Since 1977, The Victoriad has been the yearbook of record for Victoria College, but as of this term, the status of the student organization is unclear.
Their website—not updated since May 2017—states that the yearbooks were supposed to be distributed to students in April, just in time for the annual Vic Lawn Party. This distribution, however, did not occur last spring for the 2016-2017 yearbook. The office of The Victoriad, located in room 150 of the Goldring Student Centre has been replaced by Acta Victoriana.

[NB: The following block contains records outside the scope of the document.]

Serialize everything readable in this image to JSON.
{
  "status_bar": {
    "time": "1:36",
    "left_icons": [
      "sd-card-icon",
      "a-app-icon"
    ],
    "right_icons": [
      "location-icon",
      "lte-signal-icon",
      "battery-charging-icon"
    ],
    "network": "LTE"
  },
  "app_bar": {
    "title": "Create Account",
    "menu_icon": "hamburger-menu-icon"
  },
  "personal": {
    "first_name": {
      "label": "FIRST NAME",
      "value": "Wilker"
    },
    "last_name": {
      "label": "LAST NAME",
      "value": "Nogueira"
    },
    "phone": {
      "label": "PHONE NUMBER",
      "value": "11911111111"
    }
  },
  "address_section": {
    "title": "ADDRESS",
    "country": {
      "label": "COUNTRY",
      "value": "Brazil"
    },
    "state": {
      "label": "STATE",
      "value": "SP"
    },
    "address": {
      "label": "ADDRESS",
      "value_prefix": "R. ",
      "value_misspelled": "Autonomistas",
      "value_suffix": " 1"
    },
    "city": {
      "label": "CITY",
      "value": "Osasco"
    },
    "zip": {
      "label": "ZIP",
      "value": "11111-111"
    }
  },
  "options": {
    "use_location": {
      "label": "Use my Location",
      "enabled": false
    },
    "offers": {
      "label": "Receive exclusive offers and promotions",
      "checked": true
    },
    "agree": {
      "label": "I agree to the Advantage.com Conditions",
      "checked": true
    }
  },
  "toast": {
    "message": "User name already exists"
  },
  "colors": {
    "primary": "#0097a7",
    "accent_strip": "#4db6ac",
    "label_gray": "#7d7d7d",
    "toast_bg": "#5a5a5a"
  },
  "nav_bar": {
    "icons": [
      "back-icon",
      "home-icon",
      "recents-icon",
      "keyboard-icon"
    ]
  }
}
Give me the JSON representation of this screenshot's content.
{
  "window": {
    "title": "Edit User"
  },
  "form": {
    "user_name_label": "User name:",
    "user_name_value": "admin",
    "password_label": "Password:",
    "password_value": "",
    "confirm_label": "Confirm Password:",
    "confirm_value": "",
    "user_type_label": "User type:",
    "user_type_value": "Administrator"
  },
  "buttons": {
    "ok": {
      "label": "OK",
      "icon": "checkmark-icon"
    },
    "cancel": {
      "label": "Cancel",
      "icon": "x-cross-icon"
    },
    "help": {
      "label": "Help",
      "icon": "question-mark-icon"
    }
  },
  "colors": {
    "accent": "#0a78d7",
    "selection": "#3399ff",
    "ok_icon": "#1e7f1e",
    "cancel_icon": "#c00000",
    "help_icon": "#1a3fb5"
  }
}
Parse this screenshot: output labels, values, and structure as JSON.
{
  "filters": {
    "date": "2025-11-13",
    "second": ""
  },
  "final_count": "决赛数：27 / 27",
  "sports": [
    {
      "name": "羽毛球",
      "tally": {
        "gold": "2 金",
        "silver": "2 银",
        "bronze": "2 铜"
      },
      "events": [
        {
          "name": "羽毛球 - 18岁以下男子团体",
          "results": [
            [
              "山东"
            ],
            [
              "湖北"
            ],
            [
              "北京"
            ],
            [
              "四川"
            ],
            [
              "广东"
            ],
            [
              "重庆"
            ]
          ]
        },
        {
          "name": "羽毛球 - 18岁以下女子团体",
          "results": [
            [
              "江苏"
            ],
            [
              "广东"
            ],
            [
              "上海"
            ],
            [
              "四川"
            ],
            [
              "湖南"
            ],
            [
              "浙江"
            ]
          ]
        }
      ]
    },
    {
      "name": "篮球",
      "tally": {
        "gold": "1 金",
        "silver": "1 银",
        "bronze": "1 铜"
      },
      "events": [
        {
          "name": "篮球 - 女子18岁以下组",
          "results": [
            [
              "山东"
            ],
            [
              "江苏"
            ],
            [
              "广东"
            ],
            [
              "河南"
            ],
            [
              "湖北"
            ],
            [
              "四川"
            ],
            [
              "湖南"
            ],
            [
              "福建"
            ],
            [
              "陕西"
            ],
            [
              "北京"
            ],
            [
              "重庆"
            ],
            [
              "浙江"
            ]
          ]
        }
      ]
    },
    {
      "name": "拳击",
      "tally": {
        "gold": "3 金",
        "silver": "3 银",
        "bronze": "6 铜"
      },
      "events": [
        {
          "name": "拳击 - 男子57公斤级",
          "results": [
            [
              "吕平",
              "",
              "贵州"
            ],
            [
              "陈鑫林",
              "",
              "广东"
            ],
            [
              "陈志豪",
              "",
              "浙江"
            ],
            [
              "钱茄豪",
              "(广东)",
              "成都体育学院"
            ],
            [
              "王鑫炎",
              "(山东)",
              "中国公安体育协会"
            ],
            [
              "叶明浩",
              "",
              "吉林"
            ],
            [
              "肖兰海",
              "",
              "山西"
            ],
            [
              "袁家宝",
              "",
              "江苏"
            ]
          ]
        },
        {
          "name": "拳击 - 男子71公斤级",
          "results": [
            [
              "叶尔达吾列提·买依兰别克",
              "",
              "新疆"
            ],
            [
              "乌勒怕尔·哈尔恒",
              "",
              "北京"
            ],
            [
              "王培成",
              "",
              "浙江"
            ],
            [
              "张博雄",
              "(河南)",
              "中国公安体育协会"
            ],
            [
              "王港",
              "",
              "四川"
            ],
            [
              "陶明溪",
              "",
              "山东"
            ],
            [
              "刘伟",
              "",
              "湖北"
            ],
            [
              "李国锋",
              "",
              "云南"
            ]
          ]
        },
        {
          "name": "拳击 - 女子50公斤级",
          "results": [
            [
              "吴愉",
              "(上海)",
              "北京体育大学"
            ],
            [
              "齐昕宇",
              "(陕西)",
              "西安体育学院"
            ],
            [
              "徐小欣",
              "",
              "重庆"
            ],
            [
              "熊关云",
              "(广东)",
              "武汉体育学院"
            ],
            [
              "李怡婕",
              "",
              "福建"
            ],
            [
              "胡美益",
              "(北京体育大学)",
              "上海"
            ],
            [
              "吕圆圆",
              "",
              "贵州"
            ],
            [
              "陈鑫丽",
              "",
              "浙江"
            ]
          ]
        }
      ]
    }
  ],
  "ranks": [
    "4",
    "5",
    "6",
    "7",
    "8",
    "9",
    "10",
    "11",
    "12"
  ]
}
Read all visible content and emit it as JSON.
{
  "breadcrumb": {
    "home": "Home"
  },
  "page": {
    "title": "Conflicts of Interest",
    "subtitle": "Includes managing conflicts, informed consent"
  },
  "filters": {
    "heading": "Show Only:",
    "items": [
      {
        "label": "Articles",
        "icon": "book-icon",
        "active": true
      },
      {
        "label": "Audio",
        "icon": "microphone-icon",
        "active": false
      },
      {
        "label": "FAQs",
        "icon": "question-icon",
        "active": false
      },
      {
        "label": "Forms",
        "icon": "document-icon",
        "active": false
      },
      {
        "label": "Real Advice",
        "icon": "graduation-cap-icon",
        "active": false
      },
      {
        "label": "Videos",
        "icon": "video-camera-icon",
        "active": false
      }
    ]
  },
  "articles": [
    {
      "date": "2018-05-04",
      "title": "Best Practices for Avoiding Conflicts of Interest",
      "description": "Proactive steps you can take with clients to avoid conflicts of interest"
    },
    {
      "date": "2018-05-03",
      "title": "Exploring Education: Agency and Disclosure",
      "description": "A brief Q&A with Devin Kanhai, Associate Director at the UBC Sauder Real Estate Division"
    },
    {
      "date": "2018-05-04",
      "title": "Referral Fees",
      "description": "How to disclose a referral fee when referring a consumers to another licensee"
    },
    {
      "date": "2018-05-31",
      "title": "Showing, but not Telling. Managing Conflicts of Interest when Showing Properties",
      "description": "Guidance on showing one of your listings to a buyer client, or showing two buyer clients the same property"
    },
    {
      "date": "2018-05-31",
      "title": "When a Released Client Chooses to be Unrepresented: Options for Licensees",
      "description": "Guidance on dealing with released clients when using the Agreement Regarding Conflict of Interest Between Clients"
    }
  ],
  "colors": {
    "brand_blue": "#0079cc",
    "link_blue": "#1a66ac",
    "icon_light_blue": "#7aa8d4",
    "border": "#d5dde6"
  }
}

So, what happened?
According to Zahavah Kay, VUSAC President, who is covering the portfolio of the vacant Vice Present Student Organizations (VPSO) position, The Victoriad’s spring election failed to garner enough interest, leading to “a lack of candidates” and in turn, an almost entirely vacant executive team for the production of the 2017-2018 yearbook. Following the VUSAC fall elections, which will appoint the position of VPSO, Kay states that they will once again attempt to assemble an executive team. In accordance with the VUSAC constitution, if this final attempt does not work, The Victoriad will remain defunct for this school year, but the levy cannot be entirely dissolved until after 24 months have passed without a head.
The situation has been especially confusing for former staff members of the organization. Alyssa DiBattista, former Associate Editor of The Victoriad, claims that she and the rest of the 2016-2017 team—not including former Editor-in-Chief Brenda Bongolan—were “very caught off-guard” to learn about the current status of the yearbook. DiBattista speculates, “Brenda seemed to be single-handedly in charge of hiring a new Editor-in-Chief and design team, which is not an ideal system. So, it’s possible that the scope of outreach wasn’t broad enough to find a new team.”
Mercer Pommer, former Design Director of The Victoriad told The Strand that he had difficulties getting in touch with Bongolan over the summer, following the unsuccessful spring election period and yearbook distribution.
In early June, DiBattista says that the yearbooks were delivered to the VUSAC office, prompting her to ask Bongolan how to proceed. Bongolan responded that she was waiting for the incoming Editor-in-Chief to receive a key to The Victoriad’s office to store them there. However, she never followed through with this plan and DiBattista ended up moving the yearbooks into the office in August. DiBattista continues, “It does seem strange that VUSAC wasn’t more aware of the situation and doing more to support The Victoriad, especially since it was such a small levy.” As of now, distribution of the yearbooks has yet to occur.
The Victoriad was established after the campus-wide UofT yearbook, The Torontonensis, was disbanded in 1977. It’s possible that the threat of The Victoriad’s discontinuation could provoke the same response.